More urban trees could mean longer lives for city residents.
More urban trees could mean longer lives for city residents. Image: NASA

How do urban trees help human health?

The shade that trees provide cools the air and the ground in urban areas, NASA notes.

Cities can be hotter than rural areas because buildings, streets and other manmade infrastructure absorbs heat and then releases it back into the urban surroundings.

Trees can help combat this phenomenon, which is known as the “urban heat island effect”.

By reducing how much heat city dwellers have to live with, trees and greenery can help prevent heat-related deaths, the Boston researchers noted in their study, which is published in the journal Frontiers in Public Health.

When people live near parks or green spaces, it can also mean they have more exercise and leisure time, which in turn can reduce the risk of chronic diseases like obesity, the researchers add.

Satellite images show that areas with a fewer urban trees are hotter.
Satellite images show that areas with a fewer urban trees are hotter. Image: NASA

Lower income areas have fewer trees

Of the 5,723 communities studied, 92% had 15.2% less tree cover in low-income areas. They were also 1.5°C hotter during the summer than higher-income neighbourhoods.

Discover

How is the World Economic Forum fighting the climate crisis?

The study, completed by environmental organization Nature Conservancy and published in the journal PLOS ONE, found that there are 62 million fewer trees in low-income US neighbourhoods compared with high-income areas.

Investing $17.6 billion in tree planting and natural regeneration is needed to rebalance this inequality, Nature Conservancy says. This would benefit 42 million people in low-income neighbourhoods, it adds.

Higher-income neighbourhoods in the US have more urban trees than lower-income neighbourhoods, environmental organization Nature Conservancy found.
Higher-income neighbourhoods in the US have more urban trees than lower-income neighbourhoods, environmental organization Nature Conservancy found. Image: PLOS ONE

Urban trees improve air quality in cities

Trees can also protect people living in cities from pollution-related diseases, such as air and water pollution, says technology initiative the Centre for the Fourth Industrial Revolution (C4IR) India.
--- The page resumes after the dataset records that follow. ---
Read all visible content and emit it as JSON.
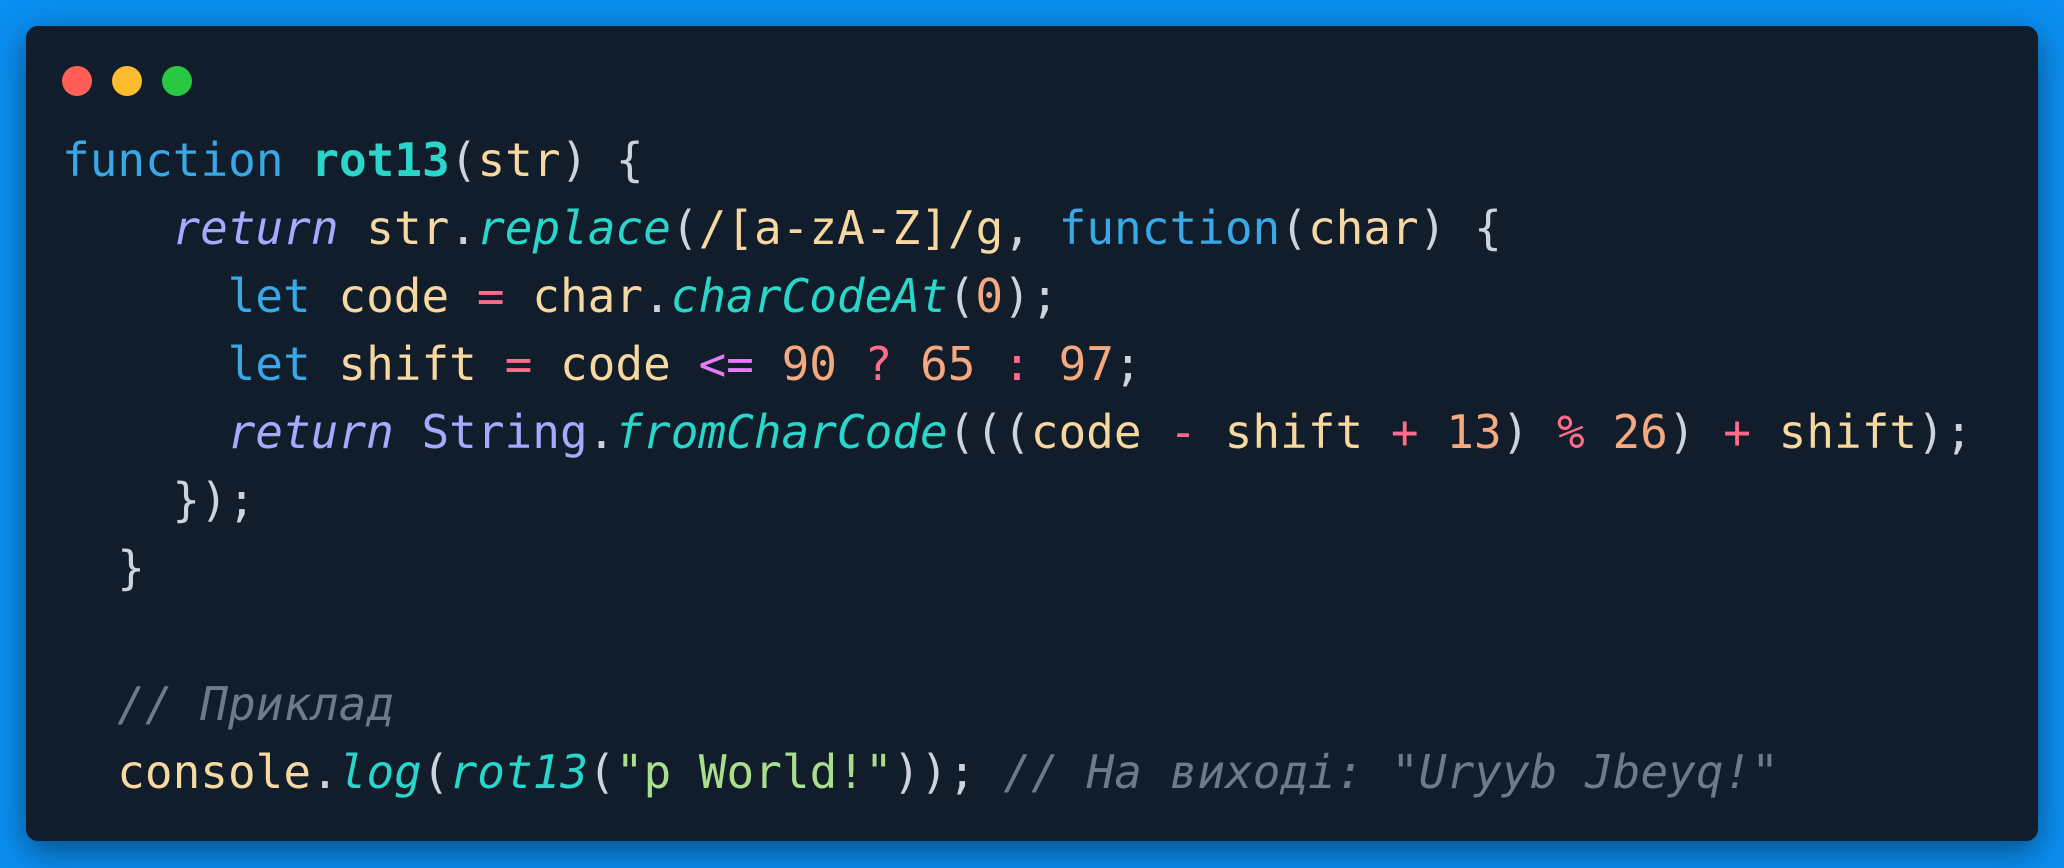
{
  "window": {
    "controls": [
      "close",
      "minimize",
      "zoom"
    ],
    "colors": {
      "background": "#0a8ef0",
      "panel": "#121d2b",
      "close": "#ff5f57",
      "minimize": "#febc2e",
      "zoom": "#28c840"
    }
  },
  "code": {
    "language": "javascript",
    "lines": [
      {
        "indent": 0,
        "tokens": [
          {
            "t": "function",
            "c": "kw"
          },
          {
            "t": " ",
            "c": "punc"
          },
          {
            "t": "rot13",
            "c": "fn"
          },
          {
            "t": "(",
            "c": "punc"
          },
          {
            "t": "str",
            "c": "var"
          },
          {
            "t": ") {",
            "c": "punc"
          }
        ]
      },
      {
        "indent": 4,
        "tokens": [
          {
            "t": "return",
            "c": "ret"
          },
          {
            "t": " ",
            "c": "punc"
          },
          {
            "t": "str",
            "c": "var"
          },
          {
            "t": ".",
            "c": "punc"
          },
          {
            "t": "replace",
            "c": "fn-i"
          },
          {
            "t": "(",
            "c": "punc"
          },
          {
            "t": "/[a-zA-Z]/g",
            "c": "regex"
          },
          {
            "t": ", ",
            "c": "punc"
          },
          {
            "t": "function",
            "c": "kw"
          },
          {
            "t": "(",
            "c": "punc"
          },
          {
            "t": "char",
            "c": "var"
          },
          {
            "t": ") {",
            "c": "punc"
          }
        ]
      },
      {
        "indent": 6,
        "tokens": [
          {
            "t": "let",
            "c": "kw"
          },
          {
            "t": " ",
            "c": "punc"
          },
          {
            "t": "code",
            "c": "var"
          },
          {
            "t": " ",
            "c": "punc"
          },
          {
            "t": "=",
            "c": "op"
          },
          {
            "t": " ",
            "c": "punc"
          },
          {
            "t": "char",
            "c": "var"
          },
          {
            "t": ".",
            "c": "punc"
          },
          {
            "t": "charCodeAt",
            "c": "fn-i"
          },
          {
            "t": "(",
            "c": "punc"
          },
          {
            "t": "0",
            "c": "num"
          },
          {
            "t": ");",
            "c": "punc"
          }
        ]
      },
      {
        "indent": 6,
        "tokens": [
          {
            "t": "let",
            "c": "kw"
          },
          {
            "t": " ",
            "c": "punc"
          },
          {
            "t": "shift",
            "c": "var"
          },
          {
            "t": " ",
            "c": "punc"
          },
          {
            "t": "=",
            "c": "op"
          },
          {
            "t": " ",
            "c": "punc"
          },
          {
            "t": "code",
            "c": "var"
          },
          {
            "t": " ",
            "c": "punc"
          },
          {
            "t": "<=",
            "c": "cmp"
          },
          {
            "t": " ",
            "c": "punc"
          },
          {
            "t": "90",
            "c": "num"
          },
          {
            "t": " ",
            "c": "punc"
          },
          {
            "t": "?",
            "c": "op"
          },
          {
            "t": " ",
            "c": "punc"
          },
          {
            "t": "65",
            "c": "num"
          },
          {
            "t": " ",
            "c": "punc"
          },
          {
            "t": ":",
            "c": "op"
          },
          {
            "t": " ",
            "c": "punc"
          },
          {
            "t": "97",
            "c": "num"
          },
          {
            "t": ";",
            "c": "punc"
          }
        ]
      },
      {
        "indent": 6,
        "tokens": [
          {
            "t": "return",
            "c": "ret"
          },
          {
            "t": " ",
            "c": "punc"
          },
          {
            "t": "String",
            "c": "cls"
          },
          {
            "t": ".",
            "c": "punc"
          },
          {
            "t": "fromCharCode",
            "c": "fn-i"
          },
          {
            "t": "(((",
            "c": "punc"
          },
          {
            "t": "code",
            "c": "var"
          },
          {
            "t": " ",
            "c": "punc"
          },
          {
            "t": "-",
            "c": "op"
          },
          {
            "t": " ",
            "c": "punc"
          },
          {
            "t": "shift",
            "c": "var"
          },
          {
            "t": " ",
            "c": "punc"
          },
          {
            "t": "+",
            "c": "op"
          },
          {
            "t": " ",
            "c": "punc"
          },
          {
            "t": "13",
            "c": "num"
          },
          {
            "t": ") ",
            "c": "punc"
          },
          {
            "t": "%",
            "c": "op"
          },
          {
            "t": " ",
            "c": "punc"
          },
          {
            "t": "26",
            "c": "num"
          },
          {
            "t": ") ",
            "c": "punc"
          },
          {
            "t": "+",
            "c": "op"
          },
          {
            "t": " ",
            "c": "punc"
          },
          {
            "t": "shift",
            "c": "var"
          },
          {
            "t": ");",
            "c": "punc"
          }
        ]
      },
      {
        "indent": 4,
        "tokens": [
          {
            "t": "});",
            "c": "punc"
          }
        ]
      },
      {
        "indent": 2,
        "tokens": [
          {
            "t": "}",
            "c": "punc"
          }
        ]
      },
      {
        "indent": 0,
        "tokens": []
      },
      {
        "indent": 2,
        "tokens": [
          {
            "t": "// Приклад",
            "c": "cmt"
          }
        ]
      },
      {
        "indent": 2,
        "tokens": [
          {
            "t": "console",
            "c": "var"
          },
          {
            "t": ".",
            "c": "punc"
          },
          {
            "t": "log",
            "c": "fn-i"
          },
          {
            "t": "(",
            "c": "punc"
          },
          {
            "t": "rot13",
            "c": "fn-i"
          },
          {
            "t": "(",
            "c": "punc"
          },
          {
            "t": "\"p World!\"",
            "c": "str"
          },
          {
            "t": ")); ",
            "c": "punc"
          },
          {
            "t": "// На виході: \"Uryyb Jbeyq!\"",
            "c": "cmt"
          }
        ]
      }
    ]
  }
}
In a blog for the World Economic Forum on the benefits of urban trees, a C4IR specialist cites a study by the US Forest Service suggesting that covering 30% of all urban land with trees could prevent up to 400 premature deaths from air pollution every year.
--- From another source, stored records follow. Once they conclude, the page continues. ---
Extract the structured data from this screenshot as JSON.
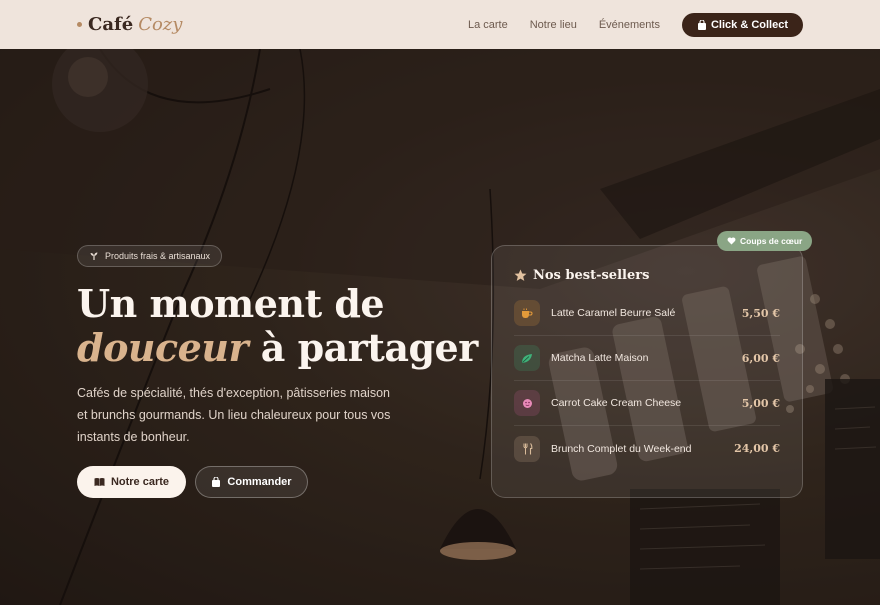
{
  "brand": {
    "name": "Café",
    "accent": "Cozy"
  },
  "nav": {
    "links": [
      "La carte",
      "Notre lieu",
      "Événements"
    ],
    "cta": "Click & Collect"
  },
  "hero": {
    "badge": "Produits frais & artisanaux",
    "title_line1": "Un moment de",
    "title_italic": "douceur",
    "title_rest": " à partager",
    "lead": "Cafés de spécialité, thés d'exception, pâtisseries maison et brunchs gourmands. Un lieu chaleureux pour tous vos instants de bonheur.",
    "primary_button": "Notre carte",
    "secondary_button": "Commander"
  },
  "card": {
    "tag": "Coups de cœur",
    "title": "Nos best-sellers",
    "items": [
      {
        "name": "Latte Caramel Beurre Salé",
        "price": "5,50 €",
        "icon": "coffee-icon"
      },
      {
        "name": "Matcha Latte Maison",
        "price": "6,00 €",
        "icon": "leaf-icon"
      },
      {
        "name": "Carrot Cake Cream Cheese",
        "price": "5,00 €",
        "icon": "cake-icon"
      },
      {
        "name": "Brunch Complet du Week-end",
        "price": "24,00 €",
        "icon": "utensils-icon"
      }
    ]
  },
  "colors": {
    "accent": "#b58a63",
    "cta": "#3b2419",
    "tag": "#8aa585",
    "nav_bg": "#efe4dc"
  }
}
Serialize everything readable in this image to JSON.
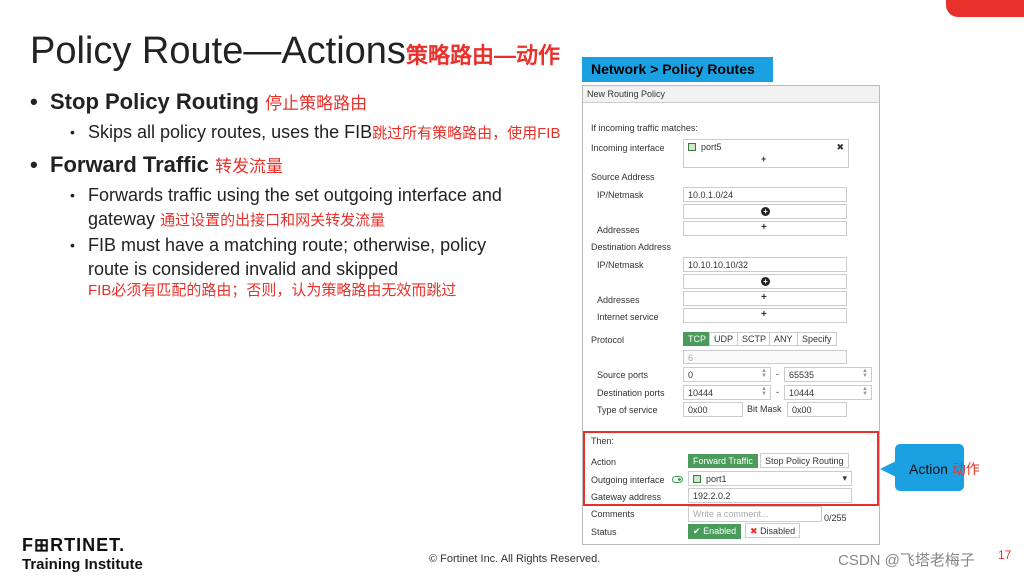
{
  "slide": {
    "title": "Policy Route—Actions",
    "title_cn": "策略路由—动作",
    "bullets": {
      "stop": {
        "title": "Stop Policy Routing",
        "title_cn": "停止策略路由",
        "sub1": "Skips all policy routes, uses the FIB",
        "sub1_cn": "跳过所有策略路由，使用FIB"
      },
      "forward": {
        "title": "Forward Traffic",
        "title_cn": "转发流量",
        "sub1_line1": "Forwards traffic using the set outgoing interface and",
        "sub1_line2": "gateway",
        "sub1_cn": "通过设置的出接口和网关转发流量",
        "sub2_line1": "FIB must have a matching route; otherwise, policy",
        "sub2_line2": "route is considered invalid and skipped",
        "sub2_cn": "FIB必须有匹配的路由；否则，认为策略路由无效而跳过"
      }
    },
    "bullet_glyph": "•"
  },
  "breadcrumb": "Network > Policy Routes",
  "form": {
    "header": "New Routing Policy",
    "if_incoming": "If incoming traffic matches:",
    "incoming_interface_label": "Incoming interface",
    "incoming_interface_value": "port5",
    "remove_glyph": "✖",
    "add_glyph": "+",
    "add_circle_glyph": "+",
    "source_address_label": "Source Address",
    "ip_netmask_label": "IP/Netmask",
    "source_ip_value": "10.0.1.0/24",
    "addresses_label": "Addresses",
    "destination_address_label": "Destination Address",
    "dest_ip_value": "10.10.10.10/32",
    "internet_service_label": "Internet service",
    "protocol_label": "Protocol",
    "protocol_options": [
      "TCP",
      "UDP",
      "SCTP",
      "ANY",
      "Specify"
    ],
    "protocol_number": "6",
    "source_ports_label": "Source ports",
    "source_port_from": "0",
    "source_port_to": "65535",
    "dash": "-",
    "destination_ports_label": "Destination ports",
    "dest_port_from": "10444",
    "dest_port_to": "10444",
    "tos_label": "Type of service",
    "tos_value": "0x00",
    "bitmask_label": "Bit Mask",
    "bitmask_value": "0x00",
    "then_label": "Then:",
    "action_label": "Action",
    "action_forward": "Forward Traffic",
    "action_stop": "Stop Policy Routing",
    "outgoing_interface_label": "Outgoing interface",
    "outgoing_interface_value": "port1",
    "dropdown_glyph": "▾",
    "gateway_label": "Gateway address",
    "gateway_value": "192.2.0.2",
    "comments_label": "Comments",
    "comments_placeholder": "Write a comment...",
    "comments_count": "0/255",
    "status_label": "Status",
    "status_enabled": "Enabled",
    "status_disabled": "Disabled",
    "enabled_glyph": "✔",
    "disabled_glyph": "✖"
  },
  "callout": {
    "text": "Action",
    "text_cn": "动作"
  },
  "footer": {
    "logo": "F⊞RTINET.",
    "logo_sub": "Training Institute",
    "copyright": "© Fortinet Inc. All Rights Reserved.",
    "page": "17",
    "watermark": "CSDN @飞塔老梅子"
  },
  "colors": {
    "accent": "#e8312a",
    "blue": "#1ba1e2",
    "green": "#4a9a5c"
  }
}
Trees can protect people by capturing pollutants from the air and improving air quality, explains the Woodland Trust, a conservation charity in the United Kingdom.
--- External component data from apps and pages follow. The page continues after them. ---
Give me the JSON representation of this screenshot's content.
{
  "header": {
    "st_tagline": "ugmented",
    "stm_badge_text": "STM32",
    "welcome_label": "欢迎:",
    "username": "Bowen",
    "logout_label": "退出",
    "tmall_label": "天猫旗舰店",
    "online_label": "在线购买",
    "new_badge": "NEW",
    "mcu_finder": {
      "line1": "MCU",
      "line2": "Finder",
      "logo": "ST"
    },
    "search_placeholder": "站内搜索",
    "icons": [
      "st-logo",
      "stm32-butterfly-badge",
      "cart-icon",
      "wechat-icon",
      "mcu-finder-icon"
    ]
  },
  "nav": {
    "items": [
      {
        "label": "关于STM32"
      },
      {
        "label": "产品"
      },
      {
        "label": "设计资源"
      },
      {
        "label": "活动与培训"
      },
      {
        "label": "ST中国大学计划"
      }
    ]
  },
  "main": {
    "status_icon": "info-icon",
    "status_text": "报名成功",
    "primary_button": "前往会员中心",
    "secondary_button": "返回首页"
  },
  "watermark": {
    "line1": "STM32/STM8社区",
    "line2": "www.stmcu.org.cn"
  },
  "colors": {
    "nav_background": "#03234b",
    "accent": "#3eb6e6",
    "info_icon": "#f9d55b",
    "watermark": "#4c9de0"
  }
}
Urban trees can also improve mental health. A study in Germany found that living within 100 metres of a tree can reduce the need for antidepressant drugs. And doctors in Scotland were authorized to prescribe nature to their patients in a pioneering initiative.

With urban greening initiatives being introduced in cities and urban areas around the world – including Paris, Madrid, Seoul and Singapore – NASA’s satellite images should become even more tree-filled over the next decade.

Have you read?
Loading...
Don't miss any update on this topic

Create a free account and access your personalized content collection with our latest publications and analyses.

Sign up for free

License and Republishing

World Economic Forum articles may be republished in accordance with the Creative Commons Attribution-NonCommercial-NoDerivatives 4.0 International Public License, and in accordance with our Terms of Use.

The views expressed in this article are those of the author alone and not the World Economic Forum.

Share:
World Economic Forum logo
Global Agenda

The Agenda Weekly

A weekly update of the most important issues driving the global agenda

Subscribe today

You can unsubscribe at any time using the link in our emails. For more details, review our privacy policy.

Critical minerals demand has doubled in the past five years – here are some solutions to the supply crunch

Emma Charlton

May 16, 2024

2:00

About Us

Events

Media

Partners & Members

  • Join Us

Language Editions

Privacy Policy & Terms of Service

© 2024 World Economic Forum